HOW TO COMPLETE THIS TASK. For the word "LİSTESİ", state how many lines below contain it. Give no other text.

AVAILABLE RECORDS.
....

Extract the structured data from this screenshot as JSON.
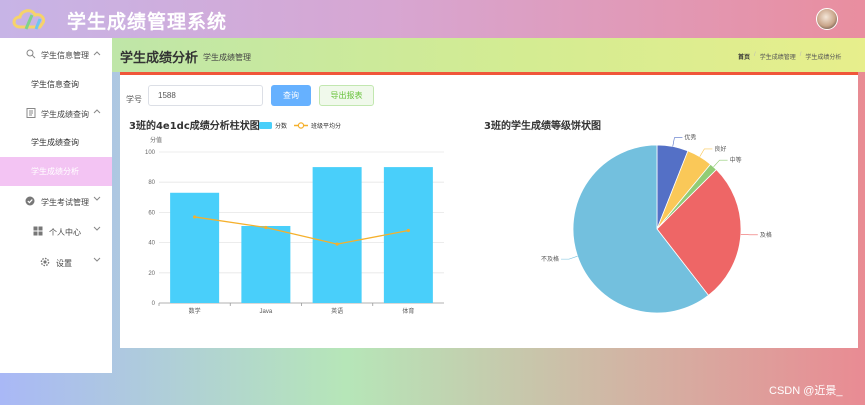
{
  "app": {
    "title": "学生成绩管理系统",
    "logo_icon": "cloud-logo-icon"
  },
  "sidebar": {
    "groups": [
      {
        "label": "学生信息管理",
        "icon": "search-icon",
        "chevron": "chevron-up-icon",
        "items": [
          {
            "label": "学生信息查询",
            "active": false
          }
        ]
      },
      {
        "label": "学生成绩查询",
        "icon": "document-icon",
        "chevron": "chevron-up-icon",
        "items": [
          {
            "label": "学生成绩查询",
            "active": false
          },
          {
            "label": "学生成绩分析",
            "active": true
          }
        ]
      },
      {
        "label": "学生考试管理",
        "icon": "check-circle-icon",
        "chevron": "chevron-down-icon",
        "items": []
      },
      {
        "label": "个人中心",
        "icon": "grid-icon",
        "chevron": "chevron-down-icon",
        "items": []
      },
      {
        "label": "设置",
        "icon": "gear-icon",
        "chevron": "chevron-down-icon",
        "items": []
      }
    ]
  },
  "page": {
    "title": "学生成绩分析",
    "subtitle": "学生成绩管理",
    "breadcrumb": [
      "首页",
      "学生成绩管理",
      "学生成绩分析"
    ]
  },
  "search": {
    "label": "学号",
    "value": "1588",
    "query_button": "查询",
    "export_button": "导出报表"
  },
  "chart_data": [
    {
      "type": "bar",
      "title": "3班的4e1dc成绩分析柱状图",
      "categories": [
        "数学",
        "Java",
        "英语",
        "体育"
      ],
      "ylabel": "分值",
      "ylim": [
        0,
        100
      ],
      "yticks": [
        0,
        20,
        40,
        60,
        80,
        100
      ],
      "grid": true,
      "legend_position": "top",
      "series": [
        {
          "name": "分数",
          "kind": "bar",
          "values": [
            73,
            51,
            90,
            90
          ],
          "color": "#49cffa"
        },
        {
          "name": "班级平均分",
          "kind": "line",
          "values": [
            57,
            50,
            39,
            48
          ],
          "color": "#f5b02c"
        }
      ]
    },
    {
      "type": "pie",
      "title": "3班的学生成绩等级饼状图",
      "slices": [
        {
          "label": "优秀",
          "value": 6,
          "color": "#5470c6"
        },
        {
          "label": "良好",
          "value": 5,
          "color": "#fac858"
        },
        {
          "label": "中等",
          "value": 1.5,
          "color": "#91cc75"
        },
        {
          "label": "及格",
          "value": 27,
          "color": "#ee6666"
        },
        {
          "label": "不及格",
          "value": 60.5,
          "color": "#73c0de"
        }
      ]
    }
  ],
  "watermark": "CSDN @近景_"
}
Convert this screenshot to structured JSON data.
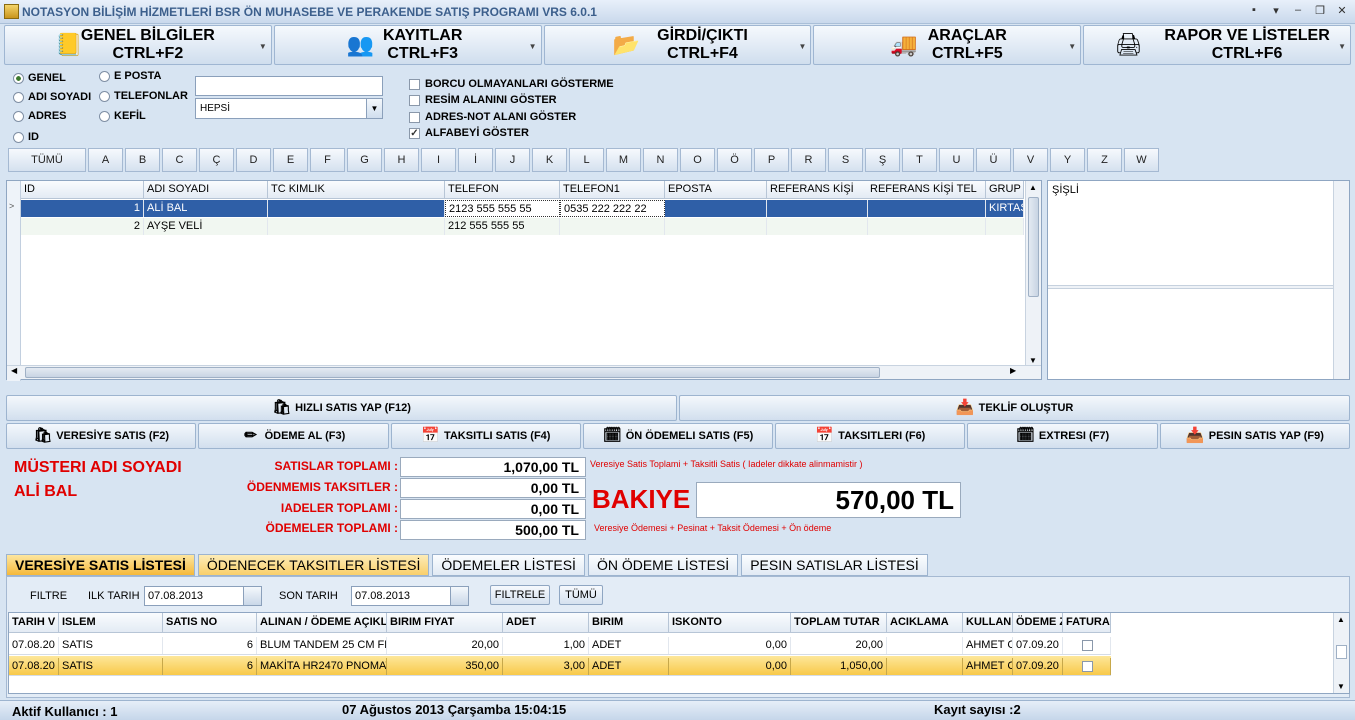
{
  "window": {
    "title": "NOTASYON BİLİŞİM HİZMETLERİ BSR ÖN MUHASEBE VE PERAKENDE SATIŞ PROGRAMI VRS 6.0.1"
  },
  "menu": [
    {
      "line1": "GENEL BİLGİLER",
      "line2": "CTRL+F2",
      "icon": "notebook-icon"
    },
    {
      "line1": "KAYITLAR",
      "line2": "CTRL+F3",
      "icon": "users-icon"
    },
    {
      "line1": "GİRDİ/ÇIKTI",
      "line2": "CTRL+F4",
      "icon": "folder-icon"
    },
    {
      "line1": "ARAÇLAR",
      "line2": "CTRL+F5",
      "icon": "truck-icon"
    },
    {
      "line1": "RAPOR VE LİSTELER",
      "line2": "CTRL+F6",
      "icon": "printer-icon"
    }
  ],
  "filters": {
    "radios": [
      "GENEL",
      "ADI SOYADI",
      "ADRES",
      "ID",
      "E POSTA",
      "TELEFONLAR",
      "KEFİL"
    ],
    "search_value": "",
    "combo_value": "HEPSİ",
    "checks": [
      {
        "label": "BORCU OLMAYANLARI GÖSTERME",
        "checked": false
      },
      {
        "label": "RESİM ALANINI GÖSTER",
        "checked": false
      },
      {
        "label": "ADRES-NOT ALANI GÖSTER",
        "checked": false
      },
      {
        "label": "ALFABEYİ GÖSTER",
        "checked": true
      }
    ]
  },
  "alphabet": [
    "TÜMÜ",
    "A",
    "B",
    "C",
    "Ç",
    "D",
    "E",
    "F",
    "G",
    "H",
    "I",
    "İ",
    "J",
    "K",
    "L",
    "M",
    "N",
    "O",
    "Ö",
    "P",
    "R",
    "S",
    "Ş",
    "T",
    "U",
    "Ü",
    "V",
    "Y",
    "Z",
    "W"
  ],
  "customers": {
    "columns": [
      "ID",
      "ADI SOYADI",
      "TC KIMLIK",
      "TELEFON",
      "TELEFON1",
      "EPOSTA",
      "REFERANS KİŞİ",
      "REFERANS KİŞİ TEL",
      "GRUP"
    ],
    "rows": [
      [
        "1",
        "ALİ BAL",
        "",
        "2123 555 555 55",
        "0535 222 222 22",
        "",
        "",
        "",
        "KIRTAS"
      ],
      [
        "2",
        "AYŞE VELİ",
        "",
        "212 555 555 55",
        "",
        "",
        "",
        "",
        ""
      ]
    ],
    "side_text": "ŞİŞLİ"
  },
  "actions": {
    "hizli": "HIZLI SATIS YAP  (F12)",
    "teklif": "TEKLİF OLUŞTUR",
    "row": [
      "VERESİYE SATIS  (F2)",
      "ÖDEME AL (F3)",
      "TAKSITLI SATIS  (F4)",
      "ÖN ÖDEMELI SATIS  (F5)",
      "TAKSITLERI  (F6)",
      "EXTRESI  (F7)",
      "PESIN SATIS YAP  (F9)"
    ]
  },
  "customer_summary": {
    "label": "MÜSTERI ADI SOYADI",
    "name": "ALİ BAL",
    "totals": [
      {
        "label": "SATISLAR TOPLAMI :",
        "value": "1,070,00 TL"
      },
      {
        "label": "ÖDENMEMIS TAKSITLER :",
        "value": "0,00 TL"
      },
      {
        "label": "IADELER TOPLAMI :",
        "value": "0,00 TL"
      },
      {
        "label": "ÖDEMELER TOPLAMI :",
        "value": "500,00 TL"
      }
    ],
    "note1": "Veresiye Satis Toplami + Taksitli Satis ( Iadeler dikkate alinmamistir )",
    "bakiye_label": "BAKIYE",
    "bakiye_value": "570,00 TL",
    "note2": "Veresiye Ödemesi + Pesinat + Taksit Ödemesi + Ön ödeme"
  },
  "tabs": [
    "VERESİYE SATIS LİSTESİ",
    "ÖDENECEK TAKSITLER LİSTESİ",
    "ÖDEMELER LİSTESİ",
    "ÖN ÖDEME LİSTESİ",
    "PESIN SATISLAR LİSTESİ"
  ],
  "list_filter": {
    "filtre": "FILTRE",
    "ilk_label": "ILK TARIH",
    "ilk_value": "07.08.2013",
    "son_label": "SON TARIH",
    "son_value": "07.08.2013",
    "filter_btn": "FILTRELE",
    "all_btn": "TÜMÜ"
  },
  "sales": {
    "columns": [
      "TARIH V",
      "ISLEM",
      "SATIS NO",
      "ALINAN / ÖDEME AÇIKL",
      "BIRIM FIYAT",
      "ADET",
      "BIRIM",
      "ISKONTO",
      "TOPLAM TUTAR",
      "ACIKLAMA",
      "KULLAN",
      "ÖDEME Z",
      "FATURA"
    ],
    "rows": [
      [
        "07.08.20",
        "SATIS",
        "6",
        "BLUM TANDEM 25 CM FR",
        "20,00",
        "1,00",
        "ADET",
        "0,00",
        "20,00",
        "",
        "AHMET C",
        "07.09.20",
        ""
      ],
      [
        "07.08.20",
        "SATIS",
        "6",
        "MAKİTA HR2470 PNOMAT",
        "350,00",
        "3,00",
        "ADET",
        "0,00",
        "1,050,00",
        "",
        "AHMET C",
        "07.09.20",
        ""
      ]
    ]
  },
  "status": {
    "user": "Aktif Kullanıcı :  1",
    "datetime": "07 Ağustos 2013 Çarşamba 15:04:15",
    "count": "Kayıt sayısı :2"
  }
}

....

SOLUTION TO THIS TASK. 5